• _What is required_: Records follow. Copy every line with "label".

• _Recorded information_:
____________
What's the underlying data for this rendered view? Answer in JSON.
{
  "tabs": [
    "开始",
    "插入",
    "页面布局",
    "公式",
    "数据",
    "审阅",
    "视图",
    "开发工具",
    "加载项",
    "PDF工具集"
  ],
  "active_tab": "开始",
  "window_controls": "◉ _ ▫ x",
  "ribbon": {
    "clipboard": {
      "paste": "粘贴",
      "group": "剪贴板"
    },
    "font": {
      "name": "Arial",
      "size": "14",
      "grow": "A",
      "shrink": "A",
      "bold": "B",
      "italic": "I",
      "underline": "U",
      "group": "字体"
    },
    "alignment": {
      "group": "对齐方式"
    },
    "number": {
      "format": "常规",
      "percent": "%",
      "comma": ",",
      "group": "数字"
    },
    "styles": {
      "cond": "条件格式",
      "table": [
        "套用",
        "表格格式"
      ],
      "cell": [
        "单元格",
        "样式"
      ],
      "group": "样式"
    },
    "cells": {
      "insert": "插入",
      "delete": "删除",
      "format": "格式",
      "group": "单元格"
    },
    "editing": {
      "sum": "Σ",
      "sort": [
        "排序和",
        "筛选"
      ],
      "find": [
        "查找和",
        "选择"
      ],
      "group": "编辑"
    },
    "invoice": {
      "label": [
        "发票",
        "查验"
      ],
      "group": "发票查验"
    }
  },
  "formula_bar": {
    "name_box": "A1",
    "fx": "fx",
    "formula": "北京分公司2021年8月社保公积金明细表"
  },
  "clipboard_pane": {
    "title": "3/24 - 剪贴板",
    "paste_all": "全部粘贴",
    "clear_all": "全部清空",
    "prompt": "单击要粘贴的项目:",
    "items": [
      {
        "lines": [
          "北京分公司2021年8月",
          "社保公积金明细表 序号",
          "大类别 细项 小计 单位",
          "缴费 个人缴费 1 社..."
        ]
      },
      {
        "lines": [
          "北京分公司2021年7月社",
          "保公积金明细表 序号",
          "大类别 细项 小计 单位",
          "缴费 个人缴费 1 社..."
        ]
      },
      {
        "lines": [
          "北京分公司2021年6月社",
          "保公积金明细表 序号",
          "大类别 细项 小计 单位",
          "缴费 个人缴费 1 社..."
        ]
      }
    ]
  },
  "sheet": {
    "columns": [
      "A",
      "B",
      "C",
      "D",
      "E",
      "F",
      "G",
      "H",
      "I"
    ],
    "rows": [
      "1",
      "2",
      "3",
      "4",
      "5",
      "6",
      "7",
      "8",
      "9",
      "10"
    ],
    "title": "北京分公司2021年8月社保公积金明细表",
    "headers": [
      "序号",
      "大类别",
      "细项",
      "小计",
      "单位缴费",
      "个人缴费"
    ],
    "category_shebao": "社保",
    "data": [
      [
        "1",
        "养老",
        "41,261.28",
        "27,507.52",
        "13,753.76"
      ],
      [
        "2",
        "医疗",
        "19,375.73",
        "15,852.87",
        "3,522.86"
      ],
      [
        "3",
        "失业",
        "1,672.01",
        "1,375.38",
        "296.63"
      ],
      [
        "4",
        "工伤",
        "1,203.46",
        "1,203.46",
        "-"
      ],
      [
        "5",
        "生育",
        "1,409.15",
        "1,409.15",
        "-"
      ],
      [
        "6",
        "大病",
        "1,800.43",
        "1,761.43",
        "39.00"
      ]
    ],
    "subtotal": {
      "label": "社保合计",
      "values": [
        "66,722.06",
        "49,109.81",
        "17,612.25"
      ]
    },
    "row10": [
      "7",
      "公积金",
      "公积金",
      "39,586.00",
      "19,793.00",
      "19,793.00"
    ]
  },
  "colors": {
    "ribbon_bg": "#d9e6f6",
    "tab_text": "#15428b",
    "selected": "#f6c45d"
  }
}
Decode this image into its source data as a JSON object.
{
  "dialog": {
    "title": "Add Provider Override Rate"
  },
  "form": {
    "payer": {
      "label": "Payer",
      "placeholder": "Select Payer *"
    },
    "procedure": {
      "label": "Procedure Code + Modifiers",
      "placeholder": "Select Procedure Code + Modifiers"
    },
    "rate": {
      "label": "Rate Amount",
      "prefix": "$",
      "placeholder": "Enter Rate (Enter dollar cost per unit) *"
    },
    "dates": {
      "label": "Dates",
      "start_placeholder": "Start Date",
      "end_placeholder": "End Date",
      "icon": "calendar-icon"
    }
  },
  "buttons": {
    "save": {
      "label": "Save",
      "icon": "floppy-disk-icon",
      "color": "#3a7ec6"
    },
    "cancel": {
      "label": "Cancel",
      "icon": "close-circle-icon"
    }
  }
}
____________
• _The completed task_:
      "label": [
      "label": "社保合计",
      "label": "Payer",
      "label": "Procedure Code + Modifiers",
      "label": "Rate Amount",
      "label": "Dates",
      "label": "Save",
      "label": "Cancel",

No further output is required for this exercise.